I have been an appellate attorney for 11 years. Working with trial counsel has allowed me to form relationships with attorneys in nearly all practice areas. And in this collaboration, I learned the importance of compromise and relying on each other’s strengths to achieve a common goal. I believe these skills are critical in the Bar Commission.
I have put those skills to use in my service to the Bar. I have served for 10 years on the Women Lawyers of Utah’s board and am its current president. I also helped to form the LGBT & Allied Lawyers of Utah, and served for four years on its board.
In these roles, I listened and strived to make sure more voices within our community were heard. I returned again and again to our mission statements to ensure that our choices—including our decisions about how and when to spend money—reflected the purpose of the organization. I focused my efforts on making sure that we provided valuable services and benefits to the people who choose to join our groups. I believe that these skills are also critical in the Bar Commission.
Our Bar has changed and continues to change. The sandbox has changed what it means to practice law and how it is regulated, and recent litigation has called into question what it means be a bar organization. I am committed to making sure that your voices are heard and that any transitions are smooth.
And the pandemic has taught us that many meetings—especially CLEs—are often better done virtually than requiring a commute. I believe CLEs should continue to be offered virtually, and for free. And I am committed to continuing to explore ways that technology can help improve attorneys’ lives and jobs.
I also deeply respect and admire the lawyers in our Bar, and I am grateful for the civil and professional legal community that we get to enjoy.

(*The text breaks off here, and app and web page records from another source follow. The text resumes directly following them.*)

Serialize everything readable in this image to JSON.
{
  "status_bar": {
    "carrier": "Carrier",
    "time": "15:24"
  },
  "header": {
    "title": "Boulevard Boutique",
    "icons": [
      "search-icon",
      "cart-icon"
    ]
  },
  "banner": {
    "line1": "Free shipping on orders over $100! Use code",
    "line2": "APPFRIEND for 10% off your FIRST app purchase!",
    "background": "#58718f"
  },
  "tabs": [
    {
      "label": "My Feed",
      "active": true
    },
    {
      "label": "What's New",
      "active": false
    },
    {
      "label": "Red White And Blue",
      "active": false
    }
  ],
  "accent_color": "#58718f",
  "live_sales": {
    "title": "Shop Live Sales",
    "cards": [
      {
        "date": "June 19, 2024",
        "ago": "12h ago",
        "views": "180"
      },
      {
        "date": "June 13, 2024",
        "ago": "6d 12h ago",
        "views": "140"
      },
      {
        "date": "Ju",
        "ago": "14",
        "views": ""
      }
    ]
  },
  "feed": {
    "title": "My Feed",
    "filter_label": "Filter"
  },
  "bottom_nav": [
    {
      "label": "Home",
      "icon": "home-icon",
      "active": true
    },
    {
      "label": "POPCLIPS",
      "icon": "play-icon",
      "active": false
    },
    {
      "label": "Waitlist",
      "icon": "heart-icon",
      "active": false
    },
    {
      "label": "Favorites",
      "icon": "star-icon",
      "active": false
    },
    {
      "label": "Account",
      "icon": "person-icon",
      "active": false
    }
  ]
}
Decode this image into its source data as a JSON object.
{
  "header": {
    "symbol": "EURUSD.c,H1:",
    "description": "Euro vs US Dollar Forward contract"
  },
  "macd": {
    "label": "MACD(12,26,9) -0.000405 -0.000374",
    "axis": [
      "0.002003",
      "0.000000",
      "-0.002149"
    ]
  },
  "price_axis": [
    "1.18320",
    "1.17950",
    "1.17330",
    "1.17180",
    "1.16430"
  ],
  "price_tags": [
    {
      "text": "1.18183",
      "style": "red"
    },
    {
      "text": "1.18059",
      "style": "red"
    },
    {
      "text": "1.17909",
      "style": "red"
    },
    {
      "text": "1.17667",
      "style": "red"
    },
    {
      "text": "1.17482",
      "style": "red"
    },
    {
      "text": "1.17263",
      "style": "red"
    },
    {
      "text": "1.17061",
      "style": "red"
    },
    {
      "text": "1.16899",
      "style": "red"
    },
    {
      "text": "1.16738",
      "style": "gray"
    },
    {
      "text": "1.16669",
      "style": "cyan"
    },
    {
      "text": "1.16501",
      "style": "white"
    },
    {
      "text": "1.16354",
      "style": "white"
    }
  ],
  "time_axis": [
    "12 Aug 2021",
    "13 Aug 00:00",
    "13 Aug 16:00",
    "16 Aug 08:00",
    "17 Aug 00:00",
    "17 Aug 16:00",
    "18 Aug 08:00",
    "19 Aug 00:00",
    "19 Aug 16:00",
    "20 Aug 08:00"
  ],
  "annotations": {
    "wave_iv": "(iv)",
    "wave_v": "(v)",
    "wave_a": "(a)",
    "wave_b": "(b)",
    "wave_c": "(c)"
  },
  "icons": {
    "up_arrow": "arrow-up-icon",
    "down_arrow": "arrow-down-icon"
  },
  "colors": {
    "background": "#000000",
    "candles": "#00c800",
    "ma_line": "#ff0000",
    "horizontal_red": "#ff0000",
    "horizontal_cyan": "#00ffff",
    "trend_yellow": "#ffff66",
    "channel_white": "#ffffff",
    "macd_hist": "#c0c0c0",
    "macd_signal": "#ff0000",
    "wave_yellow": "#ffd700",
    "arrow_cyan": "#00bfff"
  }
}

I am committed to ensuring that this continues to be a place where practicing law can be a joy.